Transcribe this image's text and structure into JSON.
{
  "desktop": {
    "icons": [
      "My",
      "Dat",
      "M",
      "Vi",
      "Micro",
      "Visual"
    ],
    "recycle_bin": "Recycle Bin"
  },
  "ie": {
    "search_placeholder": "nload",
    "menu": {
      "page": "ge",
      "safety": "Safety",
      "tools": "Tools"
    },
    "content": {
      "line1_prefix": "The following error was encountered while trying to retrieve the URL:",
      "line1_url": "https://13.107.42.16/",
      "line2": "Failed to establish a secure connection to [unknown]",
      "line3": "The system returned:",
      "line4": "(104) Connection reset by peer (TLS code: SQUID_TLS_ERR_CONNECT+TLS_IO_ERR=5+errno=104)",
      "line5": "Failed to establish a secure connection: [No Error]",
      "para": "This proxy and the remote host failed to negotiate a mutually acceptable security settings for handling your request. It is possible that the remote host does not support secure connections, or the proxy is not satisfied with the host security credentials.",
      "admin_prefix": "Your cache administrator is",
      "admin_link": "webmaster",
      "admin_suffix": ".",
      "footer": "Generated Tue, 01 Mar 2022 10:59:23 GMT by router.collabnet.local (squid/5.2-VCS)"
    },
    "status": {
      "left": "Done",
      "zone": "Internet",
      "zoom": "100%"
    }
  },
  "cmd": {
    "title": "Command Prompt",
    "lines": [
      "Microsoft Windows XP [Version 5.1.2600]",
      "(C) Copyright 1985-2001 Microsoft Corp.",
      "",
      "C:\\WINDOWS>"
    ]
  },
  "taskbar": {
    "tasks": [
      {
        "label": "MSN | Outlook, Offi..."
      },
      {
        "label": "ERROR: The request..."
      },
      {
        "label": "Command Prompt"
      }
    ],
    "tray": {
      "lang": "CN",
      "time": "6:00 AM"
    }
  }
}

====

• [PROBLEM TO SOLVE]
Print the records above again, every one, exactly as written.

• [RESPONSE FOR THIS EXERCISE]
Transcribe this image's text and structure into JSON.
{
  "desktop": {
    "icons": [
      "My",
      "Dat",
      "M",
      "Vi",
      "Micro",
      "Visual"
    ],
    "recycle_bin": "Recycle Bin"
  },
  "ie": {
    "search_placeholder": "nload",
    "menu": {
      "page": "ge",
      "safety": "Safety",
      "tools": "Tools"
    },
    "content": {
      "line1_prefix": "The following error was encountered while trying to retrieve the URL:",
      "line1_url": "https://13.107.42.16/",
      "line2": "Failed to establish a secure connection to [unknown]",
      "line3": "The system returned:",
      "line4": "(104) Connection reset by peer (TLS code: SQUID_TLS_ERR_CONNECT+TLS_IO_ERR=5+errno=104)",
      "line5": "Failed to establish a secure connection: [No Error]",
      "para": "This proxy and the remote host failed to negotiate a mutually acceptable security settings for handling your request. It is possible that the remote host does not support secure connections, or the proxy is not satisfied with the host security credentials.",
      "admin_prefix": "Your cache administrator is",
      "admin_link": "webmaster",
      "admin_suffix": ".",
      "footer": "Generated Tue, 01 Mar 2022 10:59:23 GMT by router.collabnet.local (squid/5.2-VCS)"
    },
    "status": {
      "left": "Done",
      "zone": "Internet",
      "zoom": "100%"
    }
  },
  "cmd": {
    "title": "Command Prompt",
    "lines": [
      "Microsoft Windows XP [Version 5.1.2600]",
      "(C) Copyright 1985-2001 Microsoft Corp.",
      "",
      "C:\\WINDOWS>"
    ]
  },
  "taskbar": {
    "tasks": [
      {
        "label": "MSN | Outlook, Offi..."
      },
      {
        "label": "ERROR: The request..."
      },
      {
        "label": "Command Prompt"
      }
    ],
    "tray": {
      "lang": "CN",
      "time": "6:00 AM"
    }
  }
}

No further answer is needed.